Exercise:
Your answer should consist of all lines in the listing that hold the word "travis".

Material for the task:
>>

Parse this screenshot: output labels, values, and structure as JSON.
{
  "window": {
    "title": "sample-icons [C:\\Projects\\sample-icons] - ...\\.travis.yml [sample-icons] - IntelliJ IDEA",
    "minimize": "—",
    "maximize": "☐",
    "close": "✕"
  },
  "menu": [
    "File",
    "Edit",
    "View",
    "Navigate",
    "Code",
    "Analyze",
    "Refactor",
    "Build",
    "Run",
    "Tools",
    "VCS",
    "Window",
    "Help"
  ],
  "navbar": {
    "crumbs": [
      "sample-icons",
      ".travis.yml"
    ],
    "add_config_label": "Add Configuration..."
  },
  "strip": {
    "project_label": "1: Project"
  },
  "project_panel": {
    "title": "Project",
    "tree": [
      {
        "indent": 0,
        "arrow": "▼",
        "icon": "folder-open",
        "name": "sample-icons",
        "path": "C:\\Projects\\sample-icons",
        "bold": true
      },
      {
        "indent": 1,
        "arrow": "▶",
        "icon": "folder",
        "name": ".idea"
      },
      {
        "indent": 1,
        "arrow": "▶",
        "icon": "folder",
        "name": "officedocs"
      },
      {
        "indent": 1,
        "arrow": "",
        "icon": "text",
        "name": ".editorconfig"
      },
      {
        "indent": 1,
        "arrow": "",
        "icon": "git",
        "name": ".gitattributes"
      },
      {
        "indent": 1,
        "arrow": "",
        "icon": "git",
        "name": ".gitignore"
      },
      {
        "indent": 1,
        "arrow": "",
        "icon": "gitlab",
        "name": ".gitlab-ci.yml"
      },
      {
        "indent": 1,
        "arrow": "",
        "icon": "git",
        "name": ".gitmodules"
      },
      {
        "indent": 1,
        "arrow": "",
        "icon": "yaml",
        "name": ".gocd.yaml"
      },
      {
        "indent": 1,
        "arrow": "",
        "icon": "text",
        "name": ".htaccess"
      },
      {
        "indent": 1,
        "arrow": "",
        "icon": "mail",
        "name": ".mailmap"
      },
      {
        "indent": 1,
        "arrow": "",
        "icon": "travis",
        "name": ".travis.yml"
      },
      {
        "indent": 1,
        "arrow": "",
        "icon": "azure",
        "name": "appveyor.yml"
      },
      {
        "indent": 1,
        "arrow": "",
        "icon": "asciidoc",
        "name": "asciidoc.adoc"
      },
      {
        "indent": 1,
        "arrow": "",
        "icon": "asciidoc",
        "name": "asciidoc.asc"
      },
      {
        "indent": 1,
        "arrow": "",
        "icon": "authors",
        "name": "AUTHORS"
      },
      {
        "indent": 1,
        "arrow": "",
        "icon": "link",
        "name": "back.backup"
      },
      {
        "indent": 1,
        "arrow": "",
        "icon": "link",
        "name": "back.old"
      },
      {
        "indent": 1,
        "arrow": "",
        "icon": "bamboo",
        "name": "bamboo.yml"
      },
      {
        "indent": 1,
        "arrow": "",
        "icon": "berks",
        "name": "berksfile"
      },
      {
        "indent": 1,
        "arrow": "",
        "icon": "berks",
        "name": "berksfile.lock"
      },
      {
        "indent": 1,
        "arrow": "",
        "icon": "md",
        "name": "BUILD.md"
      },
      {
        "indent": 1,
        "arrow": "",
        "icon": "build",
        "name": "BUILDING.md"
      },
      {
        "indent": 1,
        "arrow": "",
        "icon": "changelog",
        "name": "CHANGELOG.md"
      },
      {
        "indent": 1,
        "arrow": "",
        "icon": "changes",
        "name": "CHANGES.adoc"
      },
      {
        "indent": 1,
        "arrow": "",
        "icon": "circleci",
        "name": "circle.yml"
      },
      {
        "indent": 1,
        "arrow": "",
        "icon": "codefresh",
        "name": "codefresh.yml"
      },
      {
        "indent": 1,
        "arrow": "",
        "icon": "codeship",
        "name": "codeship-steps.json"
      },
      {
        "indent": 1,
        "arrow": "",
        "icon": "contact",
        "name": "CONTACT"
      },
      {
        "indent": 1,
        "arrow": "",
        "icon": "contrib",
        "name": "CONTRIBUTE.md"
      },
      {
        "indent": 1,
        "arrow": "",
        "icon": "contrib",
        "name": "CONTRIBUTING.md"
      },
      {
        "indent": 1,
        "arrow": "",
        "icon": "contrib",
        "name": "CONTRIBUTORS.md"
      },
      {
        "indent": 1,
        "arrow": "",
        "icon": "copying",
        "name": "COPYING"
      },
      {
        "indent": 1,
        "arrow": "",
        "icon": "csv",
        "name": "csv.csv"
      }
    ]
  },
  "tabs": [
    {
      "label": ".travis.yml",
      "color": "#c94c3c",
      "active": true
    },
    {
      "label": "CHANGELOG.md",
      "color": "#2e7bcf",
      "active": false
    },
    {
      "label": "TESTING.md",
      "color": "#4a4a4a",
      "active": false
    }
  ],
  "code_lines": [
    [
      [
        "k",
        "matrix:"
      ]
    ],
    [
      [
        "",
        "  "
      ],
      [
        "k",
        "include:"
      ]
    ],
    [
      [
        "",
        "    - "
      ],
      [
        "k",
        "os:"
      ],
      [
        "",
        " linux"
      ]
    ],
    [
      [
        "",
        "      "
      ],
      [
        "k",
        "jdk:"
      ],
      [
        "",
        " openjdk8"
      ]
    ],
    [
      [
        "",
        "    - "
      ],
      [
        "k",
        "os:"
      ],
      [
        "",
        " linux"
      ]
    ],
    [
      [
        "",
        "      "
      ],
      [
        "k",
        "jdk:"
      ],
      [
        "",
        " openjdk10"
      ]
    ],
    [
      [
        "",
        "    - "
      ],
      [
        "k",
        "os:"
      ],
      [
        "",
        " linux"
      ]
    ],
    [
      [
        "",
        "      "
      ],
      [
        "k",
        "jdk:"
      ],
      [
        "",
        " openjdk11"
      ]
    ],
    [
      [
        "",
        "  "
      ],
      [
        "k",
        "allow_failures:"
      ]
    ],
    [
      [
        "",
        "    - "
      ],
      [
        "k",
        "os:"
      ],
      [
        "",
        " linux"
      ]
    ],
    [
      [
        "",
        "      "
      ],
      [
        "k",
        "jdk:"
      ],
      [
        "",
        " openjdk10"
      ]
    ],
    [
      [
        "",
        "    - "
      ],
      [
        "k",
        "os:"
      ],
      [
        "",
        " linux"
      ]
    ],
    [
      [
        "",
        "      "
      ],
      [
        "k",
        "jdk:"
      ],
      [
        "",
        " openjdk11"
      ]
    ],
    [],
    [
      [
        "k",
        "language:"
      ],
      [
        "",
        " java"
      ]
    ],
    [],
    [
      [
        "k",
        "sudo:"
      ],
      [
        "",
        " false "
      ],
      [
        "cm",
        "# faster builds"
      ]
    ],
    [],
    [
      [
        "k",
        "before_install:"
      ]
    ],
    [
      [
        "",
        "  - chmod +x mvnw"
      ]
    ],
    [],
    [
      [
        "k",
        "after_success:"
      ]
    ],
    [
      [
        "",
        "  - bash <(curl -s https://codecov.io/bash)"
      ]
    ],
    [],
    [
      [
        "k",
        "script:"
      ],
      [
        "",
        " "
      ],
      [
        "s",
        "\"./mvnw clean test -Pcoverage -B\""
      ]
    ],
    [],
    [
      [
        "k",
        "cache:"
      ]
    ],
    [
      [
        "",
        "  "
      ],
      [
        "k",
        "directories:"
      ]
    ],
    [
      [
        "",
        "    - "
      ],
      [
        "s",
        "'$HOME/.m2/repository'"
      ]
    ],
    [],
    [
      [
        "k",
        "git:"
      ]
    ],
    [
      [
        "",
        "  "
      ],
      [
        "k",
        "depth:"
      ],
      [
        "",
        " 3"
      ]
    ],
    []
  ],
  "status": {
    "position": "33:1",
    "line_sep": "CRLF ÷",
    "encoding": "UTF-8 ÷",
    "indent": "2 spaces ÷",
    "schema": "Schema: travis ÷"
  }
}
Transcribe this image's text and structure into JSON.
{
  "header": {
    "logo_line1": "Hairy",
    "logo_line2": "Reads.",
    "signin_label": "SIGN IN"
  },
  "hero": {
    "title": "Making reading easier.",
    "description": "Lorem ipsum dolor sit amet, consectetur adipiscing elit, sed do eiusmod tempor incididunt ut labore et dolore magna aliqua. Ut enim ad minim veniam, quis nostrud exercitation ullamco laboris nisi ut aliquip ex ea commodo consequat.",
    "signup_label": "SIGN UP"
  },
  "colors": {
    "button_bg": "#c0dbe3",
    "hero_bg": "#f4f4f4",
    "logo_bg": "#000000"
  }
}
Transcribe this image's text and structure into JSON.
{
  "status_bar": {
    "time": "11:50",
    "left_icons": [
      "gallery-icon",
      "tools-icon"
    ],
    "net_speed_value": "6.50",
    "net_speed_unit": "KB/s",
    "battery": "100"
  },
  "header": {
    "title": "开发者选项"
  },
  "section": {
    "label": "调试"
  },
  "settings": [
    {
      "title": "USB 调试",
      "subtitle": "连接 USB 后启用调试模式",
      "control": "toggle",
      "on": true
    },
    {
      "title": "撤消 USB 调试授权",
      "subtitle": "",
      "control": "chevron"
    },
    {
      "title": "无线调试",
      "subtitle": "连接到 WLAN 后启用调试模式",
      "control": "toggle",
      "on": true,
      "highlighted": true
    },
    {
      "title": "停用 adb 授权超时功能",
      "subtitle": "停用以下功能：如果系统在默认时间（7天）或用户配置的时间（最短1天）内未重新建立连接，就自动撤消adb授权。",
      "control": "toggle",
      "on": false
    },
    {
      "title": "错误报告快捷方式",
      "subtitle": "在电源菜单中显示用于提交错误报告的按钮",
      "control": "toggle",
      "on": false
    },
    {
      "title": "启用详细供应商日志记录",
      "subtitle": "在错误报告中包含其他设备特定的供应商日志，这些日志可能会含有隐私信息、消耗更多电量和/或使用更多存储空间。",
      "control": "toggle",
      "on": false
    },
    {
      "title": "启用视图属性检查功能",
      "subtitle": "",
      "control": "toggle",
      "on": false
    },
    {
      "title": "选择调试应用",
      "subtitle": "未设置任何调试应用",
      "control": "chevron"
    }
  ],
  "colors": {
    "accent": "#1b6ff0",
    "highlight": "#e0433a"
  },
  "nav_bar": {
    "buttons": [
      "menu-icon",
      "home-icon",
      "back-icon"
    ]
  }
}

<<

Answer space:
    "title": "sample-icons [C:\\Projects\\sample-icons] - ...\\.travis.yml [sample-icons] - IntelliJ IDEA",
      ".travis.yml"
        "icon": "travis",
        "name": ".travis.yml"
      "label": ".travis.yml",
    "schema": "Schema: travis ÷"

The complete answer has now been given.